But repairs needed to keepXH558 airworthy after that have been deemed too expensive.
Anthony Lloyd, 67, from Kingston Bagpuize, was a navigator on the plane during the Cold War, when it was part of the UK’s nuclear deterrent against the Soviet Union. and based at RAF Brize Norton.
He said: “I feel very sad because she is simply and utterly iconic.
“Not only has she been part of my life since 1966, when I flew in her, she has been the part of lots and lots of people’s lives.
“It is a personal loss to those millions of people at airshows who are not going to see that beast again and hear her howl.”
Mr Lloyd, who is managing director of the Fallowfields Hotel in Kingston Bagpuize, added: “My fondest memory of her was in the late 1960s during the Cold War.
“We were all in kit running out to the airplane and there was a little bit of mist and fog in the air.
“That picture, running out and seeing the Vulcan just standing there all plugged in so that you only had to press four buttons and, whoosh, you were off, was magnificent. I also have an amazing memory when I was in Malaysia and we knew that a Vulcan was going to do a flypast for some reason.
“As she came over our runway the captain pulled her back into what looked like a 60-degree climb. To see that great beast pull up at that angle was incredible.”
Since it was restored, XH558 has been seen by more than 10 million people at airshows.
Dr Robert Pleming, chief executive of The Vulcan to the Sky Trust, said: “At the end of next year, she will need a £200,000 modification to her wings to increase her flying life.

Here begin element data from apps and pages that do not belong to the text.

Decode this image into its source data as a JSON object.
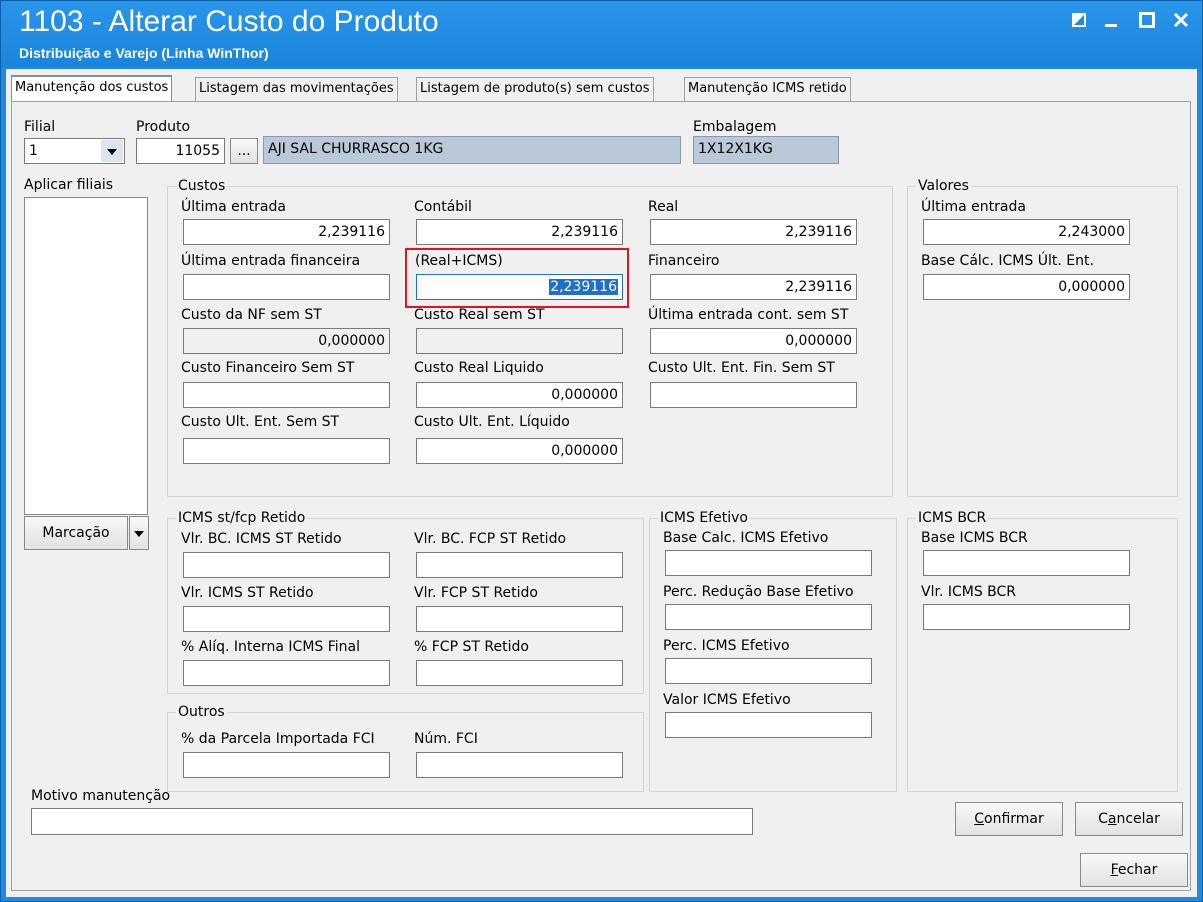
{
  "window": {
    "title": "1103 - Alterar Custo do Produto",
    "subtitle": "Distribuição e Varejo (Linha WinThor)"
  },
  "tabs": [
    {
      "label": "Manutenção dos custos",
      "active": true
    },
    {
      "label": "Listagem das movimentações",
      "active": false
    },
    {
      "label": "Listagem de produto(s)  sem custos",
      "active": false
    },
    {
      "label": "Manutenção ICMS retido",
      "active": false
    }
  ],
  "header": {
    "filial_label": "Filial",
    "filial_value": "1",
    "produto_label": "Produto",
    "produto_code": "11055",
    "produto_browse": "...",
    "produto_desc": "AJI SAL CHURRASCO 1KG",
    "embalagem_label": "Embalagem",
    "embalagem_value": "1X12X1KG"
  },
  "aplicar_filiais": {
    "label": "Aplicar filiais",
    "marcacao_button": "Marcação"
  },
  "custos": {
    "title": "Custos",
    "ultima_entrada": {
      "label": "Última entrada",
      "value": "2,239116"
    },
    "contabil": {
      "label": "Contábil",
      "value": "2,239116"
    },
    "real": {
      "label": "Real",
      "value": "2,239116"
    },
    "ultima_entrada_financeira": {
      "label": "Última entrada financeira",
      "value": ""
    },
    "real_icms": {
      "label": "(Real+ICMS)",
      "value": "2,239116"
    },
    "financeiro": {
      "label": "Financeiro",
      "value": "2,239116"
    },
    "custo_nf_sem_st": {
      "label": "Custo da NF sem ST",
      "value": "0,000000"
    },
    "custo_real_sem_st": {
      "label": "Custo Real sem ST",
      "value": ""
    },
    "ultima_entrada_cont_sem_st": {
      "label": "Última entrada cont. sem ST",
      "value": "0,000000"
    },
    "custo_financeiro_sem_st": {
      "label": "Custo Financeiro Sem ST",
      "value": ""
    },
    "custo_real_liquido": {
      "label": "Custo Real Liquido",
      "value": "0,000000"
    },
    "custo_ult_ent_fin_sem_st": {
      "label": "Custo Ult. Ent. Fin. Sem ST",
      "value": ""
    },
    "custo_ult_ent_sem_st": {
      "label": "Custo Ult. Ent. Sem ST",
      "value": ""
    },
    "custo_ult_ent_liquido": {
      "label": "Custo Ult. Ent. Líquido",
      "value": "0,000000"
    }
  },
  "valores": {
    "title": "Valores",
    "ultima_entrada": {
      "label": "Última entrada",
      "value": "2,243000"
    },
    "base_calc_icms": {
      "label": "Base Cálc. ICMS Últ. Ent.",
      "value": "0,000000"
    }
  },
  "icms_st": {
    "title": "ICMS st/fcp Retido",
    "vlr_bc_icms_st": {
      "label": "Vlr. BC. ICMS ST Retido",
      "value": ""
    },
    "vlr_bc_fcp_st": {
      "label": "Vlr. BC. FCP ST Retido",
      "value": ""
    },
    "vlr_icms_st": {
      "label": "Vlr. ICMS ST Retido",
      "value": ""
    },
    "vlr_fcp_st": {
      "label": "Vlr. FCP ST Retido",
      "value": ""
    },
    "aliq_interna": {
      "label": "% Alíq. Interna ICMS Final",
      "value": ""
    },
    "fcp_st": {
      "label": "% FCP ST Retido",
      "value": ""
    }
  },
  "icms_efetivo": {
    "title": "ICMS Efetivo",
    "base_calc": {
      "label": "Base Calc. ICMS Efetivo",
      "value": ""
    },
    "perc_reducao": {
      "label": "Perc. Redução Base Efetivo",
      "value": ""
    },
    "perc_icms": {
      "label": "Perc. ICMS Efetivo",
      "value": ""
    },
    "valor_icms": {
      "label": "Valor ICMS Efetivo",
      "value": ""
    }
  },
  "icms_bcr": {
    "title": "ICMS BCR",
    "base": {
      "label": "Base ICMS BCR",
      "value": ""
    },
    "vlr": {
      "label": "Vlr. ICMS BCR",
      "value": ""
    }
  },
  "outros": {
    "title": "Outros",
    "parcela_fci": {
      "label": "% da Parcela Importada FCI",
      "value": ""
    },
    "num_fci": {
      "label": "Núm. FCI",
      "value": ""
    }
  },
  "motivo": {
    "label": "Motivo manutenção",
    "value": ""
  },
  "buttons": {
    "confirmar_first": "C",
    "confirmar_rest": "onfirmar",
    "cancelar_pre": "C",
    "cancelar_acc": "a",
    "cancelar_rest": "ncelar",
    "fechar_first": "F",
    "fechar_rest": "echar"
  },
  "colors": {
    "titlebar": "#1f8ae0",
    "highlight_box": "#e0141e",
    "readonly_field": "#b9c9d7",
    "selection": "#1f6fcf"
  }
}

“We know that people would do their utmost to fund this work, but for a number of reasons we have decided not to ask them to take this risk.”
The trust said any mistakes during the “risky” repair would be impossible to rectify and parts, including a new engine, are no longer available.